Pork producer The Maschhoffs has broken ground on a 3.06 megawatt solar array at its feed mill in Griggsville, Illinois.
Construction on the project, which encompasses 6,800 ground-mounted, fixed-tilt solar panels on 11 acres, will begin immediately and is expected to be fully installed and generating power by October 2022. The Maschhoffs anticipate first-year energy savings of US$320,000 and 25-year accumulated savings of more than US$11.3 million, according to a press release from Solential Energy, who has been selected to design, build and commission the project.
The solar project will offset rising energy costs and satisfies The Maschhoffs’ sustainability goals.
“In 2022 alone, we’ve seen our energy costs increase significantly, severely impacting our operating costs and threatening our competitiveness as well as the state of Illinois’ US$1.1 billion pork producing industry,” Chairman Ken Maschhoff said in the press release. “Adopting renewable solar energy to offset rising energy costs is strategically necessary. The Maschhoffs have always been innovators, and we embrace the opportunity to transform our operation through more sustainable practices, take control of our energy production and costs, and do our part in reducing the carbon footprint of our operations.”
The Griggsville Feed Mill is the main feed facility for The Maschhoffs, which processes 300,000 tons of feed that accounts for roughly 25% of the 1.4 million market hogs and feeder pigs the company raises each year.
“Our grain operations are critical to animal care, overall health and pork production,” said Vice President of Support Operations Gerry Daignault. “Energy availability and resilience are critical. Any interruption in power or loss of heat can alter the chemistry of our feed, which in turn impacts the growth of our animals and profitability of the business.

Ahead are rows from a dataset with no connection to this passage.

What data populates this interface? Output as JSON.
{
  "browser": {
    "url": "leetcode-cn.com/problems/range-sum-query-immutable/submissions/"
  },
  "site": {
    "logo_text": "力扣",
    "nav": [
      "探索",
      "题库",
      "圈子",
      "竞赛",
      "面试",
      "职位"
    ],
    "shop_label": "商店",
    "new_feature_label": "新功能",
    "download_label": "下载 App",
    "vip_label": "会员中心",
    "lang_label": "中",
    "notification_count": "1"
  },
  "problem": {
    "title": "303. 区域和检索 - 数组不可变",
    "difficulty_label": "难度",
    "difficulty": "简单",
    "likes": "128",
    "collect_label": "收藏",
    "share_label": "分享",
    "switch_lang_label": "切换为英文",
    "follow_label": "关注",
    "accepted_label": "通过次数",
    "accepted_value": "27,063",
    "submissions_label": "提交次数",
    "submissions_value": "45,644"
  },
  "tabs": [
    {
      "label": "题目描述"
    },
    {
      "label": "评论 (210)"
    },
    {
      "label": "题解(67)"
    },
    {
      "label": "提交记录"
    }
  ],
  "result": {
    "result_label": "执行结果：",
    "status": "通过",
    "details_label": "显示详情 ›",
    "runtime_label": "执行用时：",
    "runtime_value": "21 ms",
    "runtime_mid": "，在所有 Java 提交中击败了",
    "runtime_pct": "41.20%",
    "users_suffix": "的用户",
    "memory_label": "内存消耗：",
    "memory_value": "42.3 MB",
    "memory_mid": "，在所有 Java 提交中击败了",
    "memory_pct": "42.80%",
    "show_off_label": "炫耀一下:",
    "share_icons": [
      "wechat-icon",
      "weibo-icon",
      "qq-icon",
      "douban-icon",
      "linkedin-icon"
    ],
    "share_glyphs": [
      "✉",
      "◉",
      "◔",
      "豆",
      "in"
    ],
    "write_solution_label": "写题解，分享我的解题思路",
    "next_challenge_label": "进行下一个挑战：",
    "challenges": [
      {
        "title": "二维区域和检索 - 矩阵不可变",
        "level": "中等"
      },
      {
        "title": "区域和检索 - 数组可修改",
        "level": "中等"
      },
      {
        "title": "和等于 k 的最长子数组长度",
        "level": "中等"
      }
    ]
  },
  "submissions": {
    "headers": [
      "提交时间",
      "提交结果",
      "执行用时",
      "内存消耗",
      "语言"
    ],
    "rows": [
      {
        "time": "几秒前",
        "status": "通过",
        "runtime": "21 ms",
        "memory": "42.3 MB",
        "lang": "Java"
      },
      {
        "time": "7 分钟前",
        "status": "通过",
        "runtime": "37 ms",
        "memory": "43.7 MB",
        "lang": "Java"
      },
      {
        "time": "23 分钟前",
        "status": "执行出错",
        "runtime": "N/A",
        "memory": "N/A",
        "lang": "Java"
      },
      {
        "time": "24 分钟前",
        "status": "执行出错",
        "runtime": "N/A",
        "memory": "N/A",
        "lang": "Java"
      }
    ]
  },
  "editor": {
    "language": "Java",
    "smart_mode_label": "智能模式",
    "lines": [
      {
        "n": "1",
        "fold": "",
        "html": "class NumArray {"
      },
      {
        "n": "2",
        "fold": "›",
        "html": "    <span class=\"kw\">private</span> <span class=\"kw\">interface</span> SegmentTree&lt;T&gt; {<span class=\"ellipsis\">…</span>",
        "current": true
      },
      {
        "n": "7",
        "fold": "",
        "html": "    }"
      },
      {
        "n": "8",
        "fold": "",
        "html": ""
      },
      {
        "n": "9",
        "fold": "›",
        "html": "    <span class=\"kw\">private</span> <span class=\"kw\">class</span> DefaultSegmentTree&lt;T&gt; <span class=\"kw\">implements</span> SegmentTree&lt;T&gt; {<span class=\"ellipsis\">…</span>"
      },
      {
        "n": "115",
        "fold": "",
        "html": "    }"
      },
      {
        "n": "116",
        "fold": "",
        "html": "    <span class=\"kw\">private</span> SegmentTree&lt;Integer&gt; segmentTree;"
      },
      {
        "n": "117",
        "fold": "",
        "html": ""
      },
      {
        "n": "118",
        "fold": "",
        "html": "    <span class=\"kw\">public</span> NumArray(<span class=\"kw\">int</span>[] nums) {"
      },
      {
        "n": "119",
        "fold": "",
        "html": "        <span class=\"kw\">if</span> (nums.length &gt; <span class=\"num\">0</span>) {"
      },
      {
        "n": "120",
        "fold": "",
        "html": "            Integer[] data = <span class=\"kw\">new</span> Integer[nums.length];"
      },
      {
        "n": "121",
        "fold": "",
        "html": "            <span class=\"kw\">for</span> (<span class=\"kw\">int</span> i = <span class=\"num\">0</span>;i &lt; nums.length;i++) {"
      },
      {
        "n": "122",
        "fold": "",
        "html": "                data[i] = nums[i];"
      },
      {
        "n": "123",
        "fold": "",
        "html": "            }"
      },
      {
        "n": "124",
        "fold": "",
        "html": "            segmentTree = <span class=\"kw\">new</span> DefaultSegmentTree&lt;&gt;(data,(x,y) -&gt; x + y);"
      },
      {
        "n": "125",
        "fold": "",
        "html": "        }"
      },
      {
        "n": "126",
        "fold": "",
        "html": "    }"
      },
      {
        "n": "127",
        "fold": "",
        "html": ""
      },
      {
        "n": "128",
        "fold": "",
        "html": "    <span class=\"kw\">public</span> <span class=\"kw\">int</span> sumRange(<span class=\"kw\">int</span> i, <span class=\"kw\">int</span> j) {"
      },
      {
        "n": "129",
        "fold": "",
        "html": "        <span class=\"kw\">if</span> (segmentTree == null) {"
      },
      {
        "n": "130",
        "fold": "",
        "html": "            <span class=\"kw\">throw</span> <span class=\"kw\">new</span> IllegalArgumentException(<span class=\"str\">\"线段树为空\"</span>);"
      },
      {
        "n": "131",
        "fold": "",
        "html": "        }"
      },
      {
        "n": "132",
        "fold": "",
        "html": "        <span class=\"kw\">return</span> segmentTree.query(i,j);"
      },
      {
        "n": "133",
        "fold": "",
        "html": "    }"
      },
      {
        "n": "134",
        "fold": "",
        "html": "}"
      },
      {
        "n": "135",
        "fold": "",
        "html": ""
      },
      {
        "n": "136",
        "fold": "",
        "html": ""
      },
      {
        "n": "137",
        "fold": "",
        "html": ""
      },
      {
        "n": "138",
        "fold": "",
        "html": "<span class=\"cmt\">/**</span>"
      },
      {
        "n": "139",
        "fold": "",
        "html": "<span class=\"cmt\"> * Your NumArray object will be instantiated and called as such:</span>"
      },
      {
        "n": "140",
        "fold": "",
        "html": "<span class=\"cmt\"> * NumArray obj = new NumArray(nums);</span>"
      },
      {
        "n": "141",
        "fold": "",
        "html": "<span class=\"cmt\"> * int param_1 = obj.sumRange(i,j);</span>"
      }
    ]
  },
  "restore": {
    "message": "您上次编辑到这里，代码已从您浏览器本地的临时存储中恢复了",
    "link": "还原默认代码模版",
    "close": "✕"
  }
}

Adding solar to our energy equation allows us to continue to optimize our grain processing and get the best feed to our animals without the stress of higher energy costs.”